Midwest Region
Conserving the Nature of America

Northern Long-eared Bat Listed as Threatened

News Release

Final Rule (PDF)

FAQs About Listing

FAQs About 4(d) Rule

Range Map with WNS 150-mile Buffer Zone (PDF) - This map is updated on the first of every month if there are new counties with verified occurrences of white-nose syndrome or Pseudogymnoascus destructans (Pd), the fungus that causes the disease.

Fact Sheet

Learn more about the Northern Long-eared Bat and listing under the ESA

Comment Period Open for Interim 4(d) Rule

We are currently seeking public comments on the interim 4(d) rule.

You may submit comments by one of the following methods:

  1. Electronically: Go to the Federal eRulemaking Portal: http://www.regulations.gov. In the Search box, enter Docket No. FWS–R5–ES–2011–0024. You may submit a comment by clicking on “Comment Now!'' Please ensure you have found the correct rulemaking before submitting your comment.
  2. By hard copy: Submit by U.S. mail or hand delivery to: Public Comments Processing, Attn: FWS–R5–ES–2011–0024; Division of Policy and Directives Management; U.S. Fish and Wildlife Service, MS: BPHC; 5275 Leesburg Pike, Falls Church, Va. 22041-3803.

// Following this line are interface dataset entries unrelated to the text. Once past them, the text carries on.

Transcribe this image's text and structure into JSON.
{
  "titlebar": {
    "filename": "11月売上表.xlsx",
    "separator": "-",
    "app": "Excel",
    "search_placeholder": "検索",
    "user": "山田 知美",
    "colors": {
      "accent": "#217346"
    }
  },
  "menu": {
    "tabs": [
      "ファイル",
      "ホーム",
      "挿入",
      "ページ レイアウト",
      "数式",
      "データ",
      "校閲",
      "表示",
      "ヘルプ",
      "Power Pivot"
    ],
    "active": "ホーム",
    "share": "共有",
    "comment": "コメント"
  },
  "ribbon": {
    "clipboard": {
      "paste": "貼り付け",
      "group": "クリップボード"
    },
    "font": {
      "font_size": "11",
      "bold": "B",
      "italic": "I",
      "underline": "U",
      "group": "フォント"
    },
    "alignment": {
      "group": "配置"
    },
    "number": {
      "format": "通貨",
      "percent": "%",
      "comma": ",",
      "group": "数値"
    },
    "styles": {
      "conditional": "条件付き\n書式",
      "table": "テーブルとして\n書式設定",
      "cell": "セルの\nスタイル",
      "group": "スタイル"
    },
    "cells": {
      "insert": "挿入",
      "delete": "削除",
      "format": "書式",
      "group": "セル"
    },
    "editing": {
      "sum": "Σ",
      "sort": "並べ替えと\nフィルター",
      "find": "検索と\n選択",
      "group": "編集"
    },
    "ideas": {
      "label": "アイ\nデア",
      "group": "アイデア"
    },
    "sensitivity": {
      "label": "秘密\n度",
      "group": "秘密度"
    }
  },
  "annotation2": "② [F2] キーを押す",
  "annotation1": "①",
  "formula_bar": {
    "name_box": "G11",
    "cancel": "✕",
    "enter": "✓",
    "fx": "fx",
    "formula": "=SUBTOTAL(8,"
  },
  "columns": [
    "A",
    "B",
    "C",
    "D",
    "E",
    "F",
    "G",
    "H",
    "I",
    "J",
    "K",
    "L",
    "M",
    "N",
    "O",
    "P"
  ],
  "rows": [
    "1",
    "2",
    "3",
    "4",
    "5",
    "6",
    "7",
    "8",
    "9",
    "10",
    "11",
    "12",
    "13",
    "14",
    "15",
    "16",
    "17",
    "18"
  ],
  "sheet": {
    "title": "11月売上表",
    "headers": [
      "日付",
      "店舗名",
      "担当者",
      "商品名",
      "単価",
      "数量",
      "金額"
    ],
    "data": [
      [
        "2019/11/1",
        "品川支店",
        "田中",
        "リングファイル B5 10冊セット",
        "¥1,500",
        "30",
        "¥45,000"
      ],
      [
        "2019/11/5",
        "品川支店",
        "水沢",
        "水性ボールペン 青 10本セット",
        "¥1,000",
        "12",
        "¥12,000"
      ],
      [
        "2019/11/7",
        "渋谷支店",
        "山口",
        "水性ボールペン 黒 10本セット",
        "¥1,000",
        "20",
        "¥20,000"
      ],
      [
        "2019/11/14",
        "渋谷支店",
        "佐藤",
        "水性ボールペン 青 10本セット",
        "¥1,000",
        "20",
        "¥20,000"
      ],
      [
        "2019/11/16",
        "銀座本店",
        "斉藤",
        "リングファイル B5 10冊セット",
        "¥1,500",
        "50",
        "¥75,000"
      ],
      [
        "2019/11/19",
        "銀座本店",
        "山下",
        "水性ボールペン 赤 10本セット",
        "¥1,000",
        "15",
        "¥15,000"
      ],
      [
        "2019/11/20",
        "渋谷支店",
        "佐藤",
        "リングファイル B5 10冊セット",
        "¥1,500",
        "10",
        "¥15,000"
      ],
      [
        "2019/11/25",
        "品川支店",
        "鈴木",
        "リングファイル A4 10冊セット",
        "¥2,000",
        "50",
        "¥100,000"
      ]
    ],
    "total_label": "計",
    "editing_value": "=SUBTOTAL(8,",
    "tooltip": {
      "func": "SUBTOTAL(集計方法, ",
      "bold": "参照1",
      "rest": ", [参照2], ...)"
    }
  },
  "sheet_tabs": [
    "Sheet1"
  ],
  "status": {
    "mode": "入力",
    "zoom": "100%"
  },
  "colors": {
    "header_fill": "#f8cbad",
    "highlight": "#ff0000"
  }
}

All comments will be posted on http://www.regulations.gov. This generally means we will post any personal information you provide us. If you previously submitted comments or information on the January 2015 interim 4(d) rule, please do not resubmit them. We have incorporated them into the public record, and we will consider them fully in our final determination.

Northern long-eared bat with visible symptoms of White-nose Syndrome. LaSalle County, Illinois. January 2013. Photo courtesy of Steve Taylor/University of Illinois.

Northern long-eared bat with visible symptoms of White-nose Syndrome. LaSalle County, Illinois. January 2013. Photo courtesy of Steve Taylor/University of Illinois.

Why did the Service Propose Listing the Northern Long-eared as Endangered?

The northern long-eared bat was once a common resident of forests from the Atlantic coast and west as far as eastern Wyoming and Montana. Unfortunately, this particular bat is one of the species hardest hit by the disease, white-nose syndrome. In forests of the Northeast, population declines have been dramatic in a very short time. Declines of up to 99 percent have been documented through hibernacula surveys and substantiated by summer surveys. The range of the northern long-eared bat extends into 37 states and white-nose syndrome has spread to 25 of those states, with the fungus that causes the disease documented in an additional 3 states. Based on surveillance and research since white-nose syndrome symptoms were first seen on bats in 2006, we expect that white-nose syndrome will spread throughout this bat’s range and that impacts will be the same as those documented in areas already affected by white-nose syndrome.

Proposal to List as Endangered

The U.S. Fish and Wildlife Service held three public information webcasts in August 2014 to provide information and answer questions about our proposal to list the northern long-eared bat as endangered under the Endangered Species Act.

The 1-hour information sessions included a presentation and facilitated question-and-answer session.

Presentation materials

Questions? Contact us

Inquiries about local or regional issues may be directed to:

Midwest (IA, IL, IN, MI, MN, MO, OH, WI)
Georgia Parham
812-334-4261 x 1203

Northeast (CT, DE, ME, MD, MA, NH, NJ, NY, PA, RI, VT, VA, WV, and District of Columbia)
Meagan Racey

Southeast (AL, AR, FL, GA, KY, LA, MS, NC, SC, TN)
Jennifer Strickland

Southwest (AZ, NM, OK, TX)
Lesli Gray

Mountain-Prairie (CO, KS, MT, NE, ND, SD, UT, WY)
Ryan Moehring

White-nose Syndrome
Catherine Hibbard



Last updated: October 1, 2015